Copy the records exactly, every one of them.

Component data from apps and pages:

= = = =

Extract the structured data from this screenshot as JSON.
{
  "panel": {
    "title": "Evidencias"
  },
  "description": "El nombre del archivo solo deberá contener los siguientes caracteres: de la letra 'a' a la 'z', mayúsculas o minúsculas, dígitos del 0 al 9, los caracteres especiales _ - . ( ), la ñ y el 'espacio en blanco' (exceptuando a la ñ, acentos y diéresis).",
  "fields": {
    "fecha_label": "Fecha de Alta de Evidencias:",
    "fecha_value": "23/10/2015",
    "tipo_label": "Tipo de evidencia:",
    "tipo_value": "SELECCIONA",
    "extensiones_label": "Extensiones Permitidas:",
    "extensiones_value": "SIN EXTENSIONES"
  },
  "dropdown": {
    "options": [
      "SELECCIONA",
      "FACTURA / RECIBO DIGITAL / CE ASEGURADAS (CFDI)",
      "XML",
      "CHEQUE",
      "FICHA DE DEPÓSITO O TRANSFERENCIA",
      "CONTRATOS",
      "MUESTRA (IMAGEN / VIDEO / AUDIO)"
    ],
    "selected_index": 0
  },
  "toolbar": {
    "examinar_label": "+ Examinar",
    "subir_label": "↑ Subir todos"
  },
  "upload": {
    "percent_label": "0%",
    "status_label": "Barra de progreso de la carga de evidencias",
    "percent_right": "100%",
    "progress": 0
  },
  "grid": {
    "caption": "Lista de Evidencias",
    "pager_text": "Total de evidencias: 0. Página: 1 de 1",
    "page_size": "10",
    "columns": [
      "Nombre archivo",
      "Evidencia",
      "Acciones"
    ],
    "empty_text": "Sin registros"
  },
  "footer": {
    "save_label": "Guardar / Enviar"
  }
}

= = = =

— Exercise solution —
Extract the structured data from this screenshot as JSON.
{
  "panel": {
    "title": "Evidencias"
  },
  "description": "El nombre del archivo solo deberá contener los siguientes caracteres: de la letra 'a' a la 'z', mayúsculas o minúsculas, dígitos del 0 al 9, los caracteres especiales _ - . ( ), la ñ y el 'espacio en blanco' (exceptuando a la ñ, acentos y diéresis).",
  "fields": {
    "fecha_label": "Fecha de Alta de Evidencias:",
    "fecha_value": "23/10/2015",
    "tipo_label": "Tipo de evidencia:",
    "tipo_value": "SELECCIONA",
    "extensiones_label": "Extensiones Permitidas:",
    "extensiones_value": "SIN EXTENSIONES"
  },
  "dropdown": {
    "options": [
      "SELECCIONA",
      "FACTURA / RECIBO DIGITAL / CE ASEGURADAS (CFDI)",
      "XML",
      "CHEQUE",
      "FICHA DE DEPÓSITO O TRANSFERENCIA",
      "CONTRATOS",
      "MUESTRA (IMAGEN / VIDEO / AUDIO)"
    ],
    "selected_index": 0
  },
  "toolbar": {
    "examinar_label": "+ Examinar",
    "subir_label": "↑ Subir todos"
  },
  "upload": {
    "percent_label": "0%",
    "status_label": "Barra de progreso de la carga de evidencias",
    "percent_right": "100%",
    "progress": 0
  },
  "grid": {
    "caption": "Lista de Evidencias",
    "pager_text": "Total de evidencias: 0. Página: 1 de 1",
    "page_size": "10",
    "columns": [
      "Nombre archivo",
      "Evidencia",
      "Acciones"
    ],
    "empty_text": "Sin registros"
  },
  "footer": {
    "save_label": "Guardar / Enviar"
  }
}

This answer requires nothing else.